The first are the Builders. These types of players tend to concentrate on building up their civilization nearly to the exclusion of all else. They focus on researching peaceful technologies like the Wheel and Pottery, only researching military technologies when they are needed to advance towards more peaceful techs or when the technology has significant non-military benefits. (Like Bronze Working. It allows you to build spearmen, but also to clear forests for planting crops) One of the greatest danger facing a Builder is being attacked by a civilization that has focused more on military matters, although usually if enough time has passed the Builder has a sufficient internal structure to recover from the initial assault and produce military units to respond, often far more advanced than their assailants as their healthy economy has accelerated their research.
The second type are the Warmakers. These players focus on the military aspect of the game. Their civilizations often do not have extensive internal developments, building just enough infrastructure to support their military machine. A prime tactic of this type is to build up an army and attack their foes swiftly, before the other side can build up a large technological gap. Research is focused upon military lines, or on technologies that can be used to support the military.
The minor type are the Hybrids. These players are a little Builder and a little Warmaker. They build a solid infrastructure, and use that to produce their military. They are not as advanced or as productive as the Builders, nor as militarily mighty as the Warmakers.
Me, I'm a builder type. My 'wars of conquest' in the game are few and unusual and I am usually happy to build up my civilization and win the game via diplomatic, cultural, or technological means, rather than conquest and domination. My military units can go for centuries without upgrades, which occasionally causes the AI opponents to misjudge my strength, leading to a defensive war while I upgrade and drive it out again.
But there is a dark side to Building as well. If you are working on your civilization and you find that you lack a needed resource, you have to trade for it with someone who has it. And if they refuse to trade, the temptation to fight for it is strong. Scarce resources leads to conflict. In games or in the real world.
Your game description gave me a good giggle. :) it's quite intense :)
[...]scarce resources leads to conflict.
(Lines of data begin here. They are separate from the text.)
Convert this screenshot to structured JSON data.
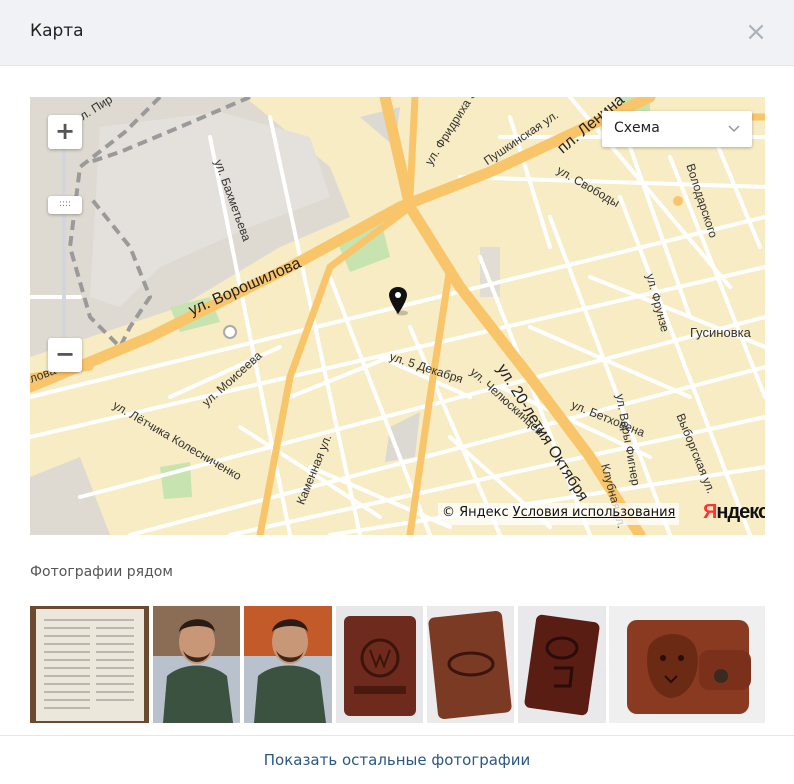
{
  "header": {
    "title": "Карта",
    "close_symbol": "×"
  },
  "map": {
    "layer_select": "Схема",
    "copyright": "© Яндекс",
    "terms_link": "Условия использования",
    "logo_red": "Я",
    "logo_dark": "ндекс",
    "zoom_in": "+",
    "zoom_out": "−",
    "zoom_handle": "::::",
    "streets": {
      "voroshilova": "ул. Ворошилова",
      "oktyabrya": "ул. 20-летия Октября",
      "bakhmeteva": "ул. Бахметьева",
      "moiseeva": "ул. Моисеева",
      "kolesnichenko": "ул. Лётчика Колесниченко",
      "dekabrya": "ул. 5 Декабря",
      "chelyuskintsev": "ул. Челюскинцев",
      "fridrikha": "ул. Фридриха Э",
      "pushkinskaya": "Пушкинская ул.",
      "lenina": "пл. Ленина",
      "svobody": "ул. Свободы",
      "volodarskogo": "Володарского",
      "frunze": "ул. Фрунзе",
      "gusinovka": "Гусиновка",
      "very_figner": "ул. Веры Фигнер",
      "betkhovena": "ул. Бетховена",
      "klubnaya": "Клубная ул.",
      "vyborgskaya": "Выборгская ул.",
      "kamennaya": "Каменная ул.",
      "pir": "ул. Пир",
      "vo": "ловa"
    }
  },
  "photos": {
    "title": "Фотографии рядом",
    "items": [
      {
        "label": "document-photo"
      },
      {
        "label": "man-selfie-photo"
      },
      {
        "label": "man-selfie-photo"
      },
      {
        "label": "leather-cover-vw-photo"
      },
      {
        "label": "leather-cover-ford-photo"
      },
      {
        "label": "leather-cover-mazda-photo"
      },
      {
        "label": "leather-wallet-lion-photo"
      }
    ]
  },
  "footer": {
    "show_more": "Показать остальные фотографии"
  },
  "colors": {
    "accent": "#2a5885",
    "road_major": "#f9c56b",
    "map_bg": "#f7ecc4",
    "header_bg": "#f0f2f5"
  }
}
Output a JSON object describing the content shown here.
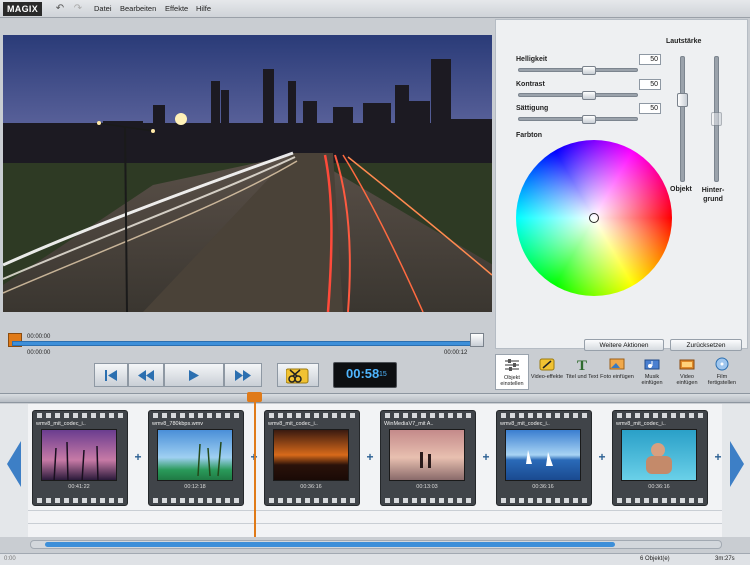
{
  "app": {
    "logo": "MAGIX"
  },
  "menu": [
    "Datei",
    "Bearbeiten",
    "Effekte",
    "Hilfe"
  ],
  "scrub": {
    "top_left_time": "00:00:00",
    "bottom_left_time": "00:00:00",
    "bottom_right_time": "00:00:12"
  },
  "timecode": {
    "main": "00:58",
    "frames": "15"
  },
  "panel": {
    "brightness_label": "Helligkeit",
    "brightness_value": "50",
    "contrast_label": "Kontrast",
    "contrast_value": "50",
    "saturation_label": "Sättigung",
    "saturation_value": "50",
    "hue_label": "Farbton",
    "volume_label": "Lautstärke",
    "object_label": "Objekt",
    "background_label": "Hinter-\ngrund",
    "more_actions": "Weitere Aktionen",
    "reset": "Zurücksetzen"
  },
  "tools": [
    {
      "label": "Objekt einstellen",
      "icon": "sliders-icon"
    },
    {
      "label": "Video-effekte",
      "icon": "magic-wand-icon"
    },
    {
      "label": "Titel und Text",
      "icon": "text-icon"
    },
    {
      "label": "Foto einfügen",
      "icon": "photo-icon"
    },
    {
      "label": "Musik einfügen",
      "icon": "music-icon"
    },
    {
      "label": "Video einfügen",
      "icon": "video-icon"
    },
    {
      "label": "Film fertigstellen",
      "icon": "disc-icon"
    }
  ],
  "clips": [
    {
      "name": "wmv8_mit_codec_i..",
      "duration": "00:41:22"
    },
    {
      "name": "wmv8_780kbps.wmv",
      "duration": "00:12:18"
    },
    {
      "name": "wmv8_mit_codec_i..",
      "duration": "00:36:16"
    },
    {
      "name": "WinMediaV7_mit A..",
      "duration": "00:13:03"
    },
    {
      "name": "wmv8_mit_codec_i..",
      "duration": "00:36:16"
    },
    {
      "name": "wmv8_mit_codec_i..",
      "duration": "00:36:16"
    }
  ],
  "status": {
    "left": "0:00",
    "objects": "6 Objekt(e)",
    "total": "3m:27s"
  },
  "colors": {
    "accent": "#3d8fd9",
    "playhead": "#e07a18",
    "timecode": "#4fb6ff"
  }
}
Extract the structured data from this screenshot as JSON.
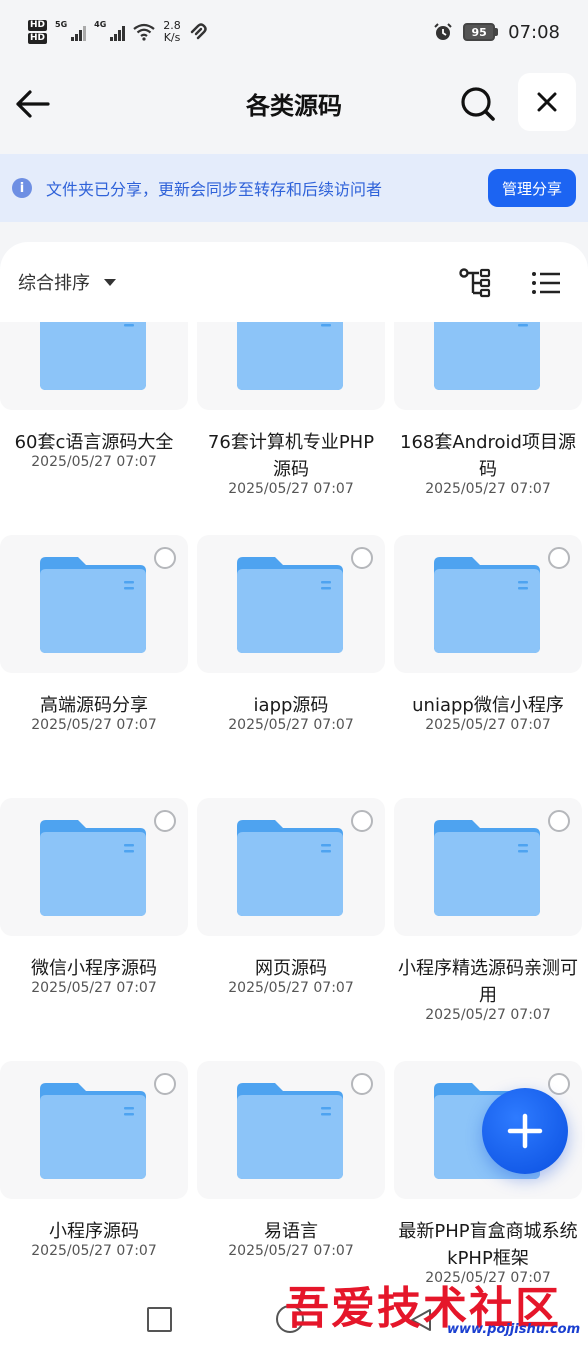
{
  "status_bar": {
    "hd1": "HD",
    "hd2": "HD",
    "net1": "5G",
    "net2": "4G",
    "speed_value": "2.8",
    "speed_unit": "K/s",
    "battery": "95",
    "time": "07:08"
  },
  "header": {
    "title": "各类源码"
  },
  "banner": {
    "info_glyph": "i",
    "text": "文件夹已分享，更新会同步至转存和后续访问者",
    "manage_label": "管理分享"
  },
  "toolbar": {
    "sort_label": "综合排序"
  },
  "colors": {
    "accent": "#1c64f2",
    "banner_bg": "#e4ecfb",
    "banner_text": "#2f62d9",
    "folder_back": "#4ea3f0",
    "folder_front": "#8cc4f8"
  },
  "items": [
    {
      "name": "60套c语言源码大全",
      "date": "2025/05/27 07:07"
    },
    {
      "name": "76套计算机专业PHP源码",
      "date": "2025/05/27 07:07"
    },
    {
      "name": "168套Android项目源码",
      "date": "2025/05/27 07:07"
    },
    {
      "name": "高端源码分享",
      "date": "2025/05/27 07:07"
    },
    {
      "name": "iapp源码",
      "date": "2025/05/27 07:07"
    },
    {
      "name": "uniapp微信小程序",
      "date": "2025/05/27 07:07"
    },
    {
      "name": "微信小程序源码",
      "date": "2025/05/27 07:07"
    },
    {
      "name": "网页源码",
      "date": "2025/05/27 07:07"
    },
    {
      "name": "小程序精选源码亲测可用",
      "date": "2025/05/27 07:07"
    },
    {
      "name": "小程序源码",
      "date": "2025/05/27 07:07"
    },
    {
      "name": "易语言",
      "date": "2025/05/27 07:07"
    },
    {
      "name": "最新PHP盲盒商城系统kPHP框架",
      "date": "2025/05/27 07:07"
    }
  ],
  "watermark": {
    "text": "吾爱技术社区",
    "url": "www.pojjishu.com"
  }
}
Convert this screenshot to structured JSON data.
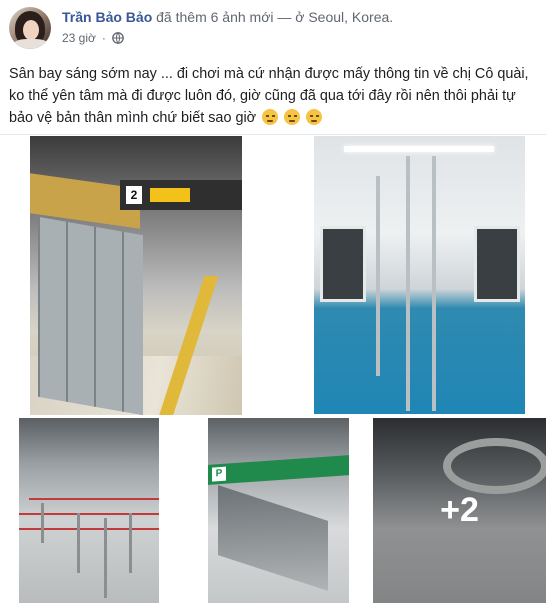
{
  "post": {
    "author": "Trần Bảo Bảo",
    "action": "đã thêm 6 ảnh mới — ở Seoul, Korea.",
    "time": "23 giờ",
    "privacy_icon": "globe-icon",
    "body": "Sân bay sáng sớm nay ... đi chơi mà cứ nhận được mấy thông tin về chị Cô quài, ko thể yên tâm mà đi được luôn đó, giờ cũng đã qua tới đây rồi nên thôi phải tự bảo vệ bản thân mình chứ biết sao giờ",
    "emoji_icon": "pensive-face-icon",
    "extra_photos_label": "+2"
  },
  "photos": {
    "p1_sign_number": "2",
    "p4_sign_letter": "P"
  },
  "colors": {
    "author": "#385898",
    "meta": "#616770",
    "text": "#1c1e21"
  }
}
In games or in the real world.[...]
yep, that's something I experience intensely.
I had this morbid satisfaction of religion creating conflicts and alliances and so on. Sometimes I would have 5 enemies because of my civ's religion, and sometimes I would have 5 allies for the same reason.
And I also liked that choosing to have no state religion in the late game was the most advantageous thing to do.
I don't know if video gaming has anything to do with moral reasoning. At least for me, they're completely disconnected. How I play games has no impact on my stances / behaviour IRL.
I mostly play(ed) FPSs. Nothing's more hilarious than shrinking pals in Deathmatch and stomping on them, or deceiving them with the HoloDuke and blowing them to bits with a PipeBomb. Ah, nostalgic memories.
I never gotten that much into online gaming as the post-match discussions with friends were a part of the experience.
In strategy games I usually choose a less violent approach, but sometimes it's fun to just wreak havoc.
Nowadays, I seldom play. My preferences still are shooters but I want a richer storyline as I grow older. I'm more into single player as LAN-parties are harder to organize.
So, while I love being a virtual badass killing machine, I loathe violence. I try to stay out of fights, but I wouldn't hesitate to return a punch.
Oh, and Pong. That was one of the programming examples my brother and I typed into that BASIC 1.1 computer.